About this task ::
On the basis of the records below, report how many lines contain the word "shortcut". Nothing else should be given.

Given information ::
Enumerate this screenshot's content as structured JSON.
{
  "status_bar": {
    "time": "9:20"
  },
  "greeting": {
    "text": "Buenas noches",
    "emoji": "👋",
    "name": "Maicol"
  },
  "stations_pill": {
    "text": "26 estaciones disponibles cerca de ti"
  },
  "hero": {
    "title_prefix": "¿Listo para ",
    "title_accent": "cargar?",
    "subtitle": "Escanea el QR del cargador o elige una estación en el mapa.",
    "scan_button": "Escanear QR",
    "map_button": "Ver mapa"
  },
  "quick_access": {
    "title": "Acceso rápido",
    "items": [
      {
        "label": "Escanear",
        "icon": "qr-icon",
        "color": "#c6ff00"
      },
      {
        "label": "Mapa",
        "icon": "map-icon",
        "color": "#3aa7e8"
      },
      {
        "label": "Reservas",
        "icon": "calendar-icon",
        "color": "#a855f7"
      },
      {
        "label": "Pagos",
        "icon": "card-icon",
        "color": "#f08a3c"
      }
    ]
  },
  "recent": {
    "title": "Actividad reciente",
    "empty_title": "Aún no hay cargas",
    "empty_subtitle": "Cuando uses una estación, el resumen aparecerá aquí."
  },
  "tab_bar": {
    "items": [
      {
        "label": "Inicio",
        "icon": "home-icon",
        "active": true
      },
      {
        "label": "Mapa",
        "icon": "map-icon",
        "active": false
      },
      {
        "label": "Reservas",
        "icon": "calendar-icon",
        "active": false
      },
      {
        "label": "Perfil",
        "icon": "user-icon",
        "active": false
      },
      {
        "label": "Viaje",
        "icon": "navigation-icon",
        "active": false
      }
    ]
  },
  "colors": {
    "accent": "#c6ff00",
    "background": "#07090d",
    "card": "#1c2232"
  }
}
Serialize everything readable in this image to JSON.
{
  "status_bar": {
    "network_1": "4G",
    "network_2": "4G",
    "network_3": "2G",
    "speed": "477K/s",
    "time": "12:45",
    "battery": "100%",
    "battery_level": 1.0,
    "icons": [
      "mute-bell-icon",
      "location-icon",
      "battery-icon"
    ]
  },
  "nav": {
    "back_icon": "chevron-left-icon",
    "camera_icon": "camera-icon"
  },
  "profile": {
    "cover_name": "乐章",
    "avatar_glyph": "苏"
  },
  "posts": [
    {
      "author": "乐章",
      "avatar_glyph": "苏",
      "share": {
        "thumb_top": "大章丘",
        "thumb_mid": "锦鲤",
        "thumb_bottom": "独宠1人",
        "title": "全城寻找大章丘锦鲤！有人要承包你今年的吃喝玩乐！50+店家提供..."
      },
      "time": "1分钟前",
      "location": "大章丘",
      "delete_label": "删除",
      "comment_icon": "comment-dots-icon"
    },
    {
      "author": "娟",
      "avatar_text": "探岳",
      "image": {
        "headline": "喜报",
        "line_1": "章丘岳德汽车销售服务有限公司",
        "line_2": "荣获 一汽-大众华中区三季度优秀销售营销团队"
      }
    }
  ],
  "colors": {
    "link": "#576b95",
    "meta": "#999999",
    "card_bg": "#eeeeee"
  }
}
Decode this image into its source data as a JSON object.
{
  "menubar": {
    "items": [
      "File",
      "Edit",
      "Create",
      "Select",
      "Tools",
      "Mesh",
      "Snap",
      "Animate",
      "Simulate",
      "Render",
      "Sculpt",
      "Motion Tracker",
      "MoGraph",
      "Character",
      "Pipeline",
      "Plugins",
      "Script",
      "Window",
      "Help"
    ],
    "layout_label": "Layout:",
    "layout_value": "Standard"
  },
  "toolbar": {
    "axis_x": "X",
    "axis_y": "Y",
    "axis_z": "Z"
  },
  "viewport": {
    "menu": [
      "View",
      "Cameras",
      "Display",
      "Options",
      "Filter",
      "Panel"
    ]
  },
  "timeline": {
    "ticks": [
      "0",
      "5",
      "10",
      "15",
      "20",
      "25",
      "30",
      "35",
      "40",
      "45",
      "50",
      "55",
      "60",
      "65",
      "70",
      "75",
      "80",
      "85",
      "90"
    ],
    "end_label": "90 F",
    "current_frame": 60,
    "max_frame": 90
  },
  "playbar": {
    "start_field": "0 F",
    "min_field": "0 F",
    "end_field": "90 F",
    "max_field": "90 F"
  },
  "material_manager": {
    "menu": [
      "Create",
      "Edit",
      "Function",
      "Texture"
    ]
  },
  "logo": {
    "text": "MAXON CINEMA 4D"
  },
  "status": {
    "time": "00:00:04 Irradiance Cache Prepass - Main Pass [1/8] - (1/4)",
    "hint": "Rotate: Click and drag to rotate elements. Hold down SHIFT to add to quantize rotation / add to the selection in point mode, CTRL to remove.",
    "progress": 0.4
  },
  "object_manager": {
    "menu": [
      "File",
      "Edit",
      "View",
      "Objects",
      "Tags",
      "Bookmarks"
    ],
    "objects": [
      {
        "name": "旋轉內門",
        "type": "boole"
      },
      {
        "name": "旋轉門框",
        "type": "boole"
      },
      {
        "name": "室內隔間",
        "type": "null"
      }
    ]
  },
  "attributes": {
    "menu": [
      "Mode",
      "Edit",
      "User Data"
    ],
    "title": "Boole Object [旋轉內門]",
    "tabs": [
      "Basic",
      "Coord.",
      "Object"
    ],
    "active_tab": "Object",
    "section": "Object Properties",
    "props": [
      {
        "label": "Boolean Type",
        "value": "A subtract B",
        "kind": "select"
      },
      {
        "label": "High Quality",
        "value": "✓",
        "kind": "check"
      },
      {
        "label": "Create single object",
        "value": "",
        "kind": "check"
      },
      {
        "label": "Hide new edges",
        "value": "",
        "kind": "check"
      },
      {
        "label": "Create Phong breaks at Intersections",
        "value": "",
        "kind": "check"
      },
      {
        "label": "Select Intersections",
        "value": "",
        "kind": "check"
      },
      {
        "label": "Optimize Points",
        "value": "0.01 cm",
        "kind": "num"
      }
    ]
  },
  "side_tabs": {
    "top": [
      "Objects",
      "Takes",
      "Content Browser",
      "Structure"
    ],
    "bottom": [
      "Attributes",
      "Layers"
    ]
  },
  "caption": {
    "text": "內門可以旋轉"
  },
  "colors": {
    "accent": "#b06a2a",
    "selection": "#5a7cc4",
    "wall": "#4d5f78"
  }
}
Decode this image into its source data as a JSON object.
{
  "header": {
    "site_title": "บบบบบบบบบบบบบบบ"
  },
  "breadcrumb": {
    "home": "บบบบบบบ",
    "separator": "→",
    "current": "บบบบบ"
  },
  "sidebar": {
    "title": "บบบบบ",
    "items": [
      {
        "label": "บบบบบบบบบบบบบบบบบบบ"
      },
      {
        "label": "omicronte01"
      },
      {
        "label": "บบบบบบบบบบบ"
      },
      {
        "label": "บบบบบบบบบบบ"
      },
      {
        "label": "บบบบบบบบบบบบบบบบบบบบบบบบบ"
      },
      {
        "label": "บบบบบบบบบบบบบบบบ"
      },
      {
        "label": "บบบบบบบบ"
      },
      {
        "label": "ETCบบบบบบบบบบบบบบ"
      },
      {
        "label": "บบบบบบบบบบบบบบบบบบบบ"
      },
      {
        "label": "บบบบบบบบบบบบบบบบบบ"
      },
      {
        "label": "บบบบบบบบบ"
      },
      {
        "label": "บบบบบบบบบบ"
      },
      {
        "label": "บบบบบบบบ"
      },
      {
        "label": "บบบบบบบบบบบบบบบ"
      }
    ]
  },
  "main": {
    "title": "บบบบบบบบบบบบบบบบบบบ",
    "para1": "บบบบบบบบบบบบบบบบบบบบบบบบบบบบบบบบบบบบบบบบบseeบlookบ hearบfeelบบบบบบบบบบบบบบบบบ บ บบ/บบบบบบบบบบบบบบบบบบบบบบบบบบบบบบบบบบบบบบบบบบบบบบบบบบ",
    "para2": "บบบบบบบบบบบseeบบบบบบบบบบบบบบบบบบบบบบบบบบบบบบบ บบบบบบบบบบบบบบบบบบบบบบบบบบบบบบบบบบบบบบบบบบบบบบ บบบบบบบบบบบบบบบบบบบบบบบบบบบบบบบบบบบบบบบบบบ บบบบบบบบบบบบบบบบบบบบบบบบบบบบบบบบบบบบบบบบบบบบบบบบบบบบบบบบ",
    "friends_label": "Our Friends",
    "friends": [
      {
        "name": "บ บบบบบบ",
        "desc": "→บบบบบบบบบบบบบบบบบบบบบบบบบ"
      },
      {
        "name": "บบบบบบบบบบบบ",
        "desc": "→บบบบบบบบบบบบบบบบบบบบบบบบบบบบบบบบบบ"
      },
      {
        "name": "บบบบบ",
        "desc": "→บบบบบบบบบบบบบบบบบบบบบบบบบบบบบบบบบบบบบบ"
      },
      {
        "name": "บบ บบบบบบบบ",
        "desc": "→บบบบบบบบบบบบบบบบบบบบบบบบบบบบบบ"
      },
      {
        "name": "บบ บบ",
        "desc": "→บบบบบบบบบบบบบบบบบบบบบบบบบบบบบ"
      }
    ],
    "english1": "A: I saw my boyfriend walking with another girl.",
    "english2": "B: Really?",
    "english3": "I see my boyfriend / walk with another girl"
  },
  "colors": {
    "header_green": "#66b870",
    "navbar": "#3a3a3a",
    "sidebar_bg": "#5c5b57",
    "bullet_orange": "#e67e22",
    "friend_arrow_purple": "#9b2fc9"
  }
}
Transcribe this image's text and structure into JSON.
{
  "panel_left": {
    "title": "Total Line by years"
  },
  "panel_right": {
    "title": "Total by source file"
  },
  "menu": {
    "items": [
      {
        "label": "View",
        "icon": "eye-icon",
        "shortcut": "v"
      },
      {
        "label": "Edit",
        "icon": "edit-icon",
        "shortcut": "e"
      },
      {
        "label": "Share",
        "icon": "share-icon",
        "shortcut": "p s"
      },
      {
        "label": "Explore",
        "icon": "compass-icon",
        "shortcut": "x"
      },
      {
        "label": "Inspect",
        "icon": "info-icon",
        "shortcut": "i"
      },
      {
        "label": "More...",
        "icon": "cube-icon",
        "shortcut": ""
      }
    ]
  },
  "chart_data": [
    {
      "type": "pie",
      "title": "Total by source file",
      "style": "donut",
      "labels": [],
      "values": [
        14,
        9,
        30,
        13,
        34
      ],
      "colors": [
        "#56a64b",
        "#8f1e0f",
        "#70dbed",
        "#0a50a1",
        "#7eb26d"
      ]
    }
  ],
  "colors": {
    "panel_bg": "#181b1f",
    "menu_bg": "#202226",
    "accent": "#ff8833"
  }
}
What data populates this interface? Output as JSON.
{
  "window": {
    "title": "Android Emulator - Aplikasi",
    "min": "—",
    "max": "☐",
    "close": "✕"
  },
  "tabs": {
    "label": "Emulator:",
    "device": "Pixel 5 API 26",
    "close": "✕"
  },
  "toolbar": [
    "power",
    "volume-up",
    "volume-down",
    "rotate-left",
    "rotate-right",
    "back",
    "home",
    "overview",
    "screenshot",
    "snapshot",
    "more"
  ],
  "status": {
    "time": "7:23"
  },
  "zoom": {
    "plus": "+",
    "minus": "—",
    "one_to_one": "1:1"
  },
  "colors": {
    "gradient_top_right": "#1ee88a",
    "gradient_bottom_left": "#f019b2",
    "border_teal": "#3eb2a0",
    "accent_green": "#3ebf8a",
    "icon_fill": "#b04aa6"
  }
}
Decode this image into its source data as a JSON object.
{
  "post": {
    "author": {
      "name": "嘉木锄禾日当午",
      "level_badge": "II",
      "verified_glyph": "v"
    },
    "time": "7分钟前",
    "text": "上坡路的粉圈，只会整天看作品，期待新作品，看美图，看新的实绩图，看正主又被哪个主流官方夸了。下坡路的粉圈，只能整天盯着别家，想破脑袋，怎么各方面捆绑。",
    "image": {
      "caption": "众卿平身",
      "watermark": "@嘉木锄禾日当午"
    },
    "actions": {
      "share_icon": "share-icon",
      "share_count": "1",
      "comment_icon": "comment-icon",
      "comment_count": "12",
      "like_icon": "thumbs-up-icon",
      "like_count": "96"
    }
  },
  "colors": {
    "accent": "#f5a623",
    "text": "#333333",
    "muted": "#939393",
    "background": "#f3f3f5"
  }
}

Answer to the exercise ::
6